→ To do:
Where a line in the listing below contains the word "JSON", copy that line.

┄┄┄┄┄┄

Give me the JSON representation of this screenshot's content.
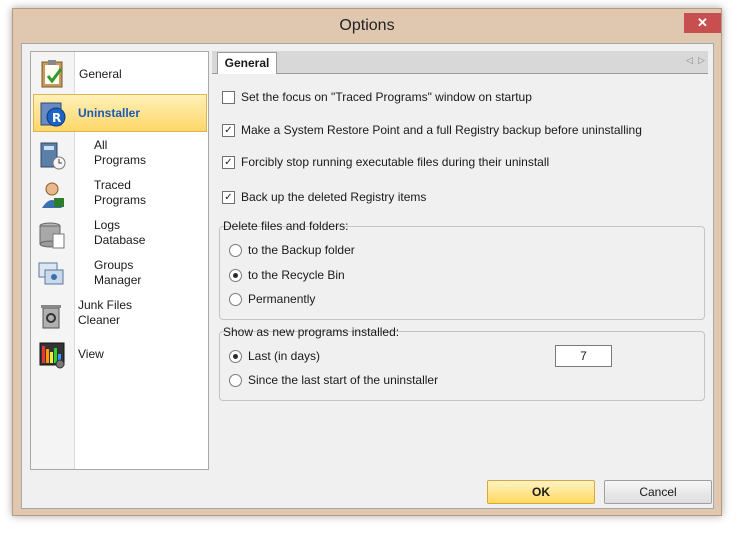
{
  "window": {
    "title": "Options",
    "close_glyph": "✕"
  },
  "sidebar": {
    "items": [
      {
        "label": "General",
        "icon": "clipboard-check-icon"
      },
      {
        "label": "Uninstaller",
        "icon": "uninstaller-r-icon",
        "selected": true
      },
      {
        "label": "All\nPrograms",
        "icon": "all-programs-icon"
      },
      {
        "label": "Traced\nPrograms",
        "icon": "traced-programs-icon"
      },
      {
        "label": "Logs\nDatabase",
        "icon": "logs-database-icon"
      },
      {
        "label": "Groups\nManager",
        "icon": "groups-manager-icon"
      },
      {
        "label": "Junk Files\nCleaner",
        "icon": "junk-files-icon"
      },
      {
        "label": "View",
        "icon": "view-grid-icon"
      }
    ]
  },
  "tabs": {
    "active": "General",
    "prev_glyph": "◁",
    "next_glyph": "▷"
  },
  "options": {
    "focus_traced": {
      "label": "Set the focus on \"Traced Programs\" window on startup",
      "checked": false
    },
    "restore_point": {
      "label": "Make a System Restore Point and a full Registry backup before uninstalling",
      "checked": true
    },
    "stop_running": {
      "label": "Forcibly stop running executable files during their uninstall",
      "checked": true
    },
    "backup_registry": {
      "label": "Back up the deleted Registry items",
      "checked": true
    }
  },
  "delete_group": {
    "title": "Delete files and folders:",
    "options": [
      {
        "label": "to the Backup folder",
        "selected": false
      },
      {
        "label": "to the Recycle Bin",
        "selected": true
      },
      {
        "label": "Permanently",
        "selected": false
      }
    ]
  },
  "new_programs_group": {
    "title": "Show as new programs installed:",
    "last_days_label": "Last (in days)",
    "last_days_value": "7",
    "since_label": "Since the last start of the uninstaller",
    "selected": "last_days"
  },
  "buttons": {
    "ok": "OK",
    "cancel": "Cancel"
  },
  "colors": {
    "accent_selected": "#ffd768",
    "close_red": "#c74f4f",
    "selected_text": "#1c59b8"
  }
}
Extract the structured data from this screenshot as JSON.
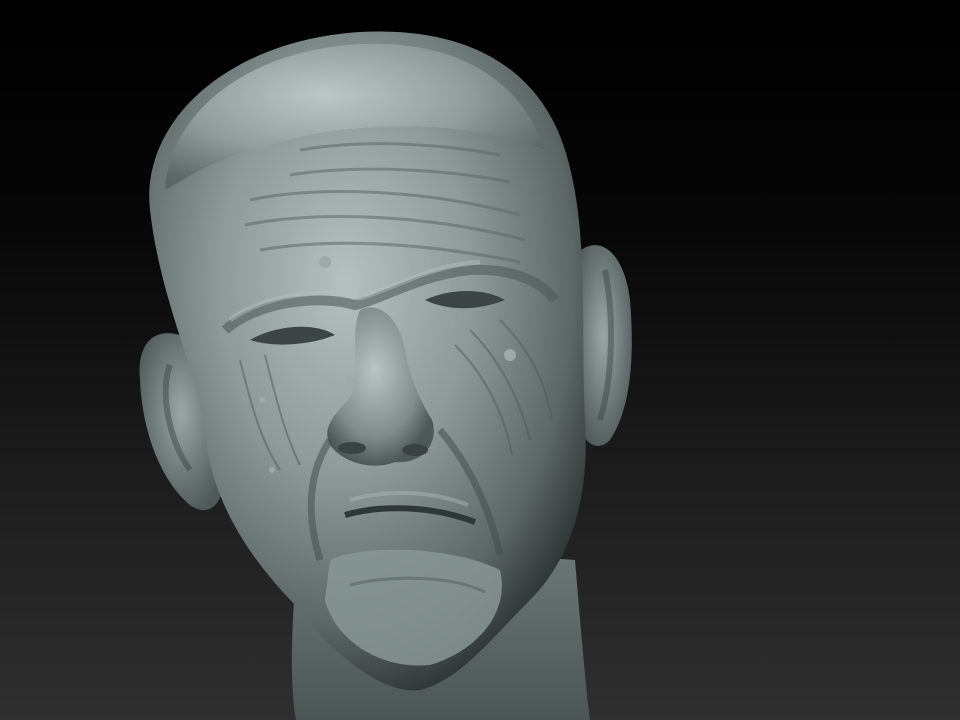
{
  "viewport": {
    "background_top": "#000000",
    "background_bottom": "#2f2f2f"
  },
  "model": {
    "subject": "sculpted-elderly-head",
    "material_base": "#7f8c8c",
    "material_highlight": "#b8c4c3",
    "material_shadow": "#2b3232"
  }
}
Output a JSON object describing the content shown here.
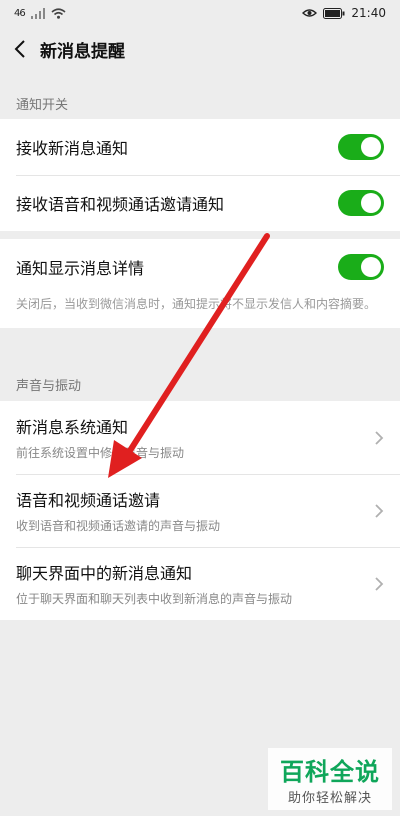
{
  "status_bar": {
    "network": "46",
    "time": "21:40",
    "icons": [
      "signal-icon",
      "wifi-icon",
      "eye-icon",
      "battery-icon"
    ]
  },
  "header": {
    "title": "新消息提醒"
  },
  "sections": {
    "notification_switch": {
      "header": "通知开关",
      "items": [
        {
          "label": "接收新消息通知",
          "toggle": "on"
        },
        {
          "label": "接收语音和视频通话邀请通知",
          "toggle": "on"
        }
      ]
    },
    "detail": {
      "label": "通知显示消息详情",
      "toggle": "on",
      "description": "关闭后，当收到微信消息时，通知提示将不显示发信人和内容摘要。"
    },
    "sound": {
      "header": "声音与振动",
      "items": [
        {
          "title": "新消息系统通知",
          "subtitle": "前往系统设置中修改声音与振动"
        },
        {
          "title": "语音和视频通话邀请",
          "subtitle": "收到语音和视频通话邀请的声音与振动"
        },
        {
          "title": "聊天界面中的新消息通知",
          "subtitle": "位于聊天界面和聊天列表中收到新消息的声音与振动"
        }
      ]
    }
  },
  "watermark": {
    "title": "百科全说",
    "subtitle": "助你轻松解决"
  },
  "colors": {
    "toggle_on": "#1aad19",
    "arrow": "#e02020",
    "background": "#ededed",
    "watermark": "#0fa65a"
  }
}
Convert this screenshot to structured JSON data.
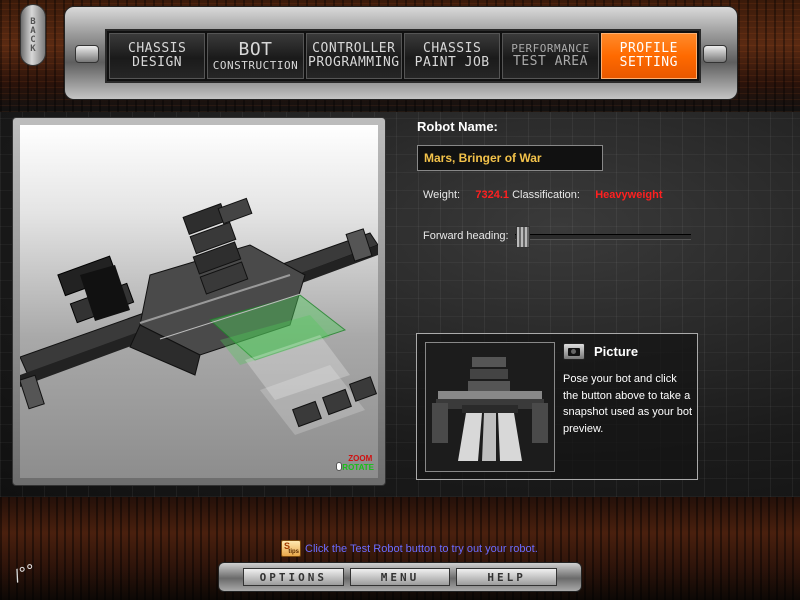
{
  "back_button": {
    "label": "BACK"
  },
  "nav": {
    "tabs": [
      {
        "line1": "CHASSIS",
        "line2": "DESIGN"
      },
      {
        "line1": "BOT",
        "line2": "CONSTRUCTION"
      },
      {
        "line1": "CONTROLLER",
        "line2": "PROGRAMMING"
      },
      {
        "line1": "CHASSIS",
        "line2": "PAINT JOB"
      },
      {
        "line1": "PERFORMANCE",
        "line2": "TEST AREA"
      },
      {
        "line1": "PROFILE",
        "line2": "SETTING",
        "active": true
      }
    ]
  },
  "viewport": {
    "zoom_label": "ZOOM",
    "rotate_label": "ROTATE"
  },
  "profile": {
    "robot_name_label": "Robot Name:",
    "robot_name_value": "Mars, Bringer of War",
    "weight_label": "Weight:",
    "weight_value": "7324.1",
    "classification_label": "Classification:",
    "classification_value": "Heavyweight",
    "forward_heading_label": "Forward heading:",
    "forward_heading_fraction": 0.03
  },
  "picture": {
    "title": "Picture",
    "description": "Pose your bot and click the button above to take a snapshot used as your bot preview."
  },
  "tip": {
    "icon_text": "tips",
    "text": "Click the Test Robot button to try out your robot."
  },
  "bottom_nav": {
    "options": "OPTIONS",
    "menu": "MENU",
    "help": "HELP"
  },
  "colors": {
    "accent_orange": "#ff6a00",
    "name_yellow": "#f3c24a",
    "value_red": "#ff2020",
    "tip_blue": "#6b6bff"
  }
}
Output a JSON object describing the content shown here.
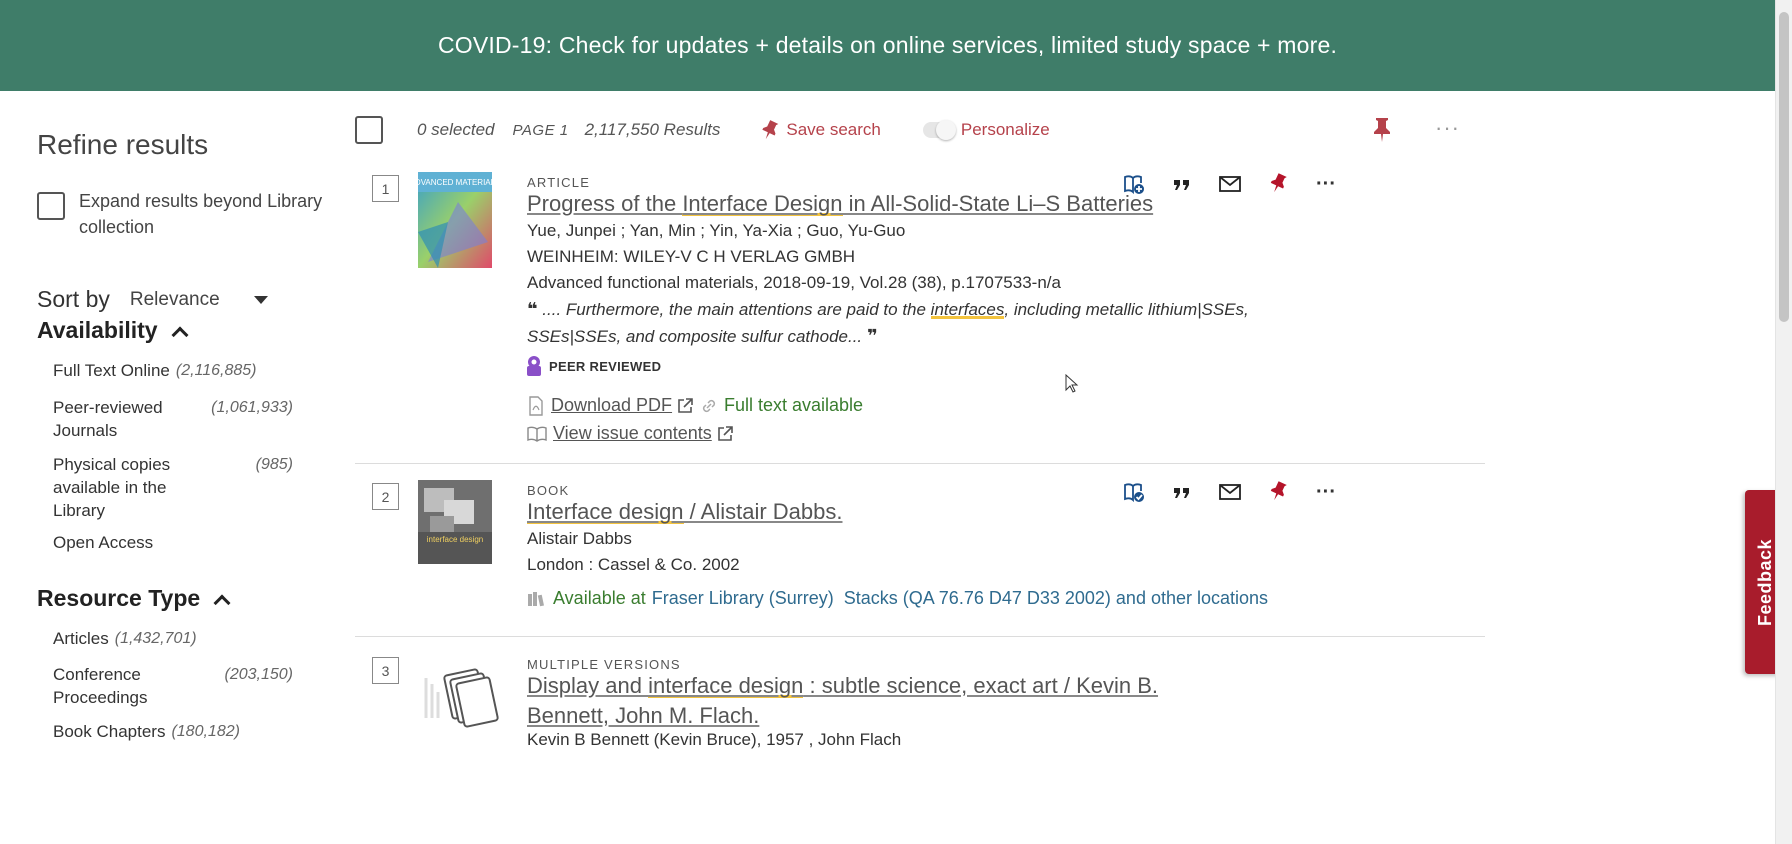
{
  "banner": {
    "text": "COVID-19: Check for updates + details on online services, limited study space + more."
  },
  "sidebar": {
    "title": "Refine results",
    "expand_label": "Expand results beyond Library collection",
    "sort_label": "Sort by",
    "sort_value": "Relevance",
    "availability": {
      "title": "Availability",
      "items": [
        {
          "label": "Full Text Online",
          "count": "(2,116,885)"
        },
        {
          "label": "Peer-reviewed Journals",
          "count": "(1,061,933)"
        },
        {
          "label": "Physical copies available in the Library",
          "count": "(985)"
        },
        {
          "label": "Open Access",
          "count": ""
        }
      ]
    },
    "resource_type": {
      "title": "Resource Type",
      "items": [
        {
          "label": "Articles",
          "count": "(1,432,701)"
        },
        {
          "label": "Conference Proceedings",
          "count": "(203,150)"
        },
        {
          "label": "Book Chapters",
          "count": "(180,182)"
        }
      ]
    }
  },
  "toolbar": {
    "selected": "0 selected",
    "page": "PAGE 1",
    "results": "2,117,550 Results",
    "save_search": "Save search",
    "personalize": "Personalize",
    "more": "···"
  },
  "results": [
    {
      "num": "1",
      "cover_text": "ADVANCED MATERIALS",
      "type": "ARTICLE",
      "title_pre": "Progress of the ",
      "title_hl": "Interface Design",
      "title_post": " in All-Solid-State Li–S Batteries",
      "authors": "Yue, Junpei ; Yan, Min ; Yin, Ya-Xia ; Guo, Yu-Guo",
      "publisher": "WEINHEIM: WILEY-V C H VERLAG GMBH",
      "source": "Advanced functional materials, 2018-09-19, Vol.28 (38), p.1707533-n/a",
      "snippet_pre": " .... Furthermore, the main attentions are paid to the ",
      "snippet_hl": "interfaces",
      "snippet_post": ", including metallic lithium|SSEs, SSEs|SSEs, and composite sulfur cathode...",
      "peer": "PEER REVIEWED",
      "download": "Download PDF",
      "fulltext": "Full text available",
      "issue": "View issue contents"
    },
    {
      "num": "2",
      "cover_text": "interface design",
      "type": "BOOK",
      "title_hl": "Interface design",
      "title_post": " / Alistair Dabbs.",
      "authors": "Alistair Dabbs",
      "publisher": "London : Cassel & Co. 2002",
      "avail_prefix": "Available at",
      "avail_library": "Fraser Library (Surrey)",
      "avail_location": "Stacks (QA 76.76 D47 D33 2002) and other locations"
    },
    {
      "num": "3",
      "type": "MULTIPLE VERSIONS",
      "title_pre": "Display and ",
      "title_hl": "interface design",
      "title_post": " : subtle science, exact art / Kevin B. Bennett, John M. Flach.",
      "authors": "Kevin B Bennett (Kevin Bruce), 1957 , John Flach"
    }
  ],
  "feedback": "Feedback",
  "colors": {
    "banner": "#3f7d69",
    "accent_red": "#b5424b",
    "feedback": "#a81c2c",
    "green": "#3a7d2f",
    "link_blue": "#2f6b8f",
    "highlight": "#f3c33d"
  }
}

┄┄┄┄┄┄

→ Task output:
Give me the JSON representation of this screenshot's content.
Extract the structured data from this screenshot as JSON.
Output a JSON object describing the content shown here.
Convert this screenshot to structured JSON data.
Output a JSON object describing the content shown here.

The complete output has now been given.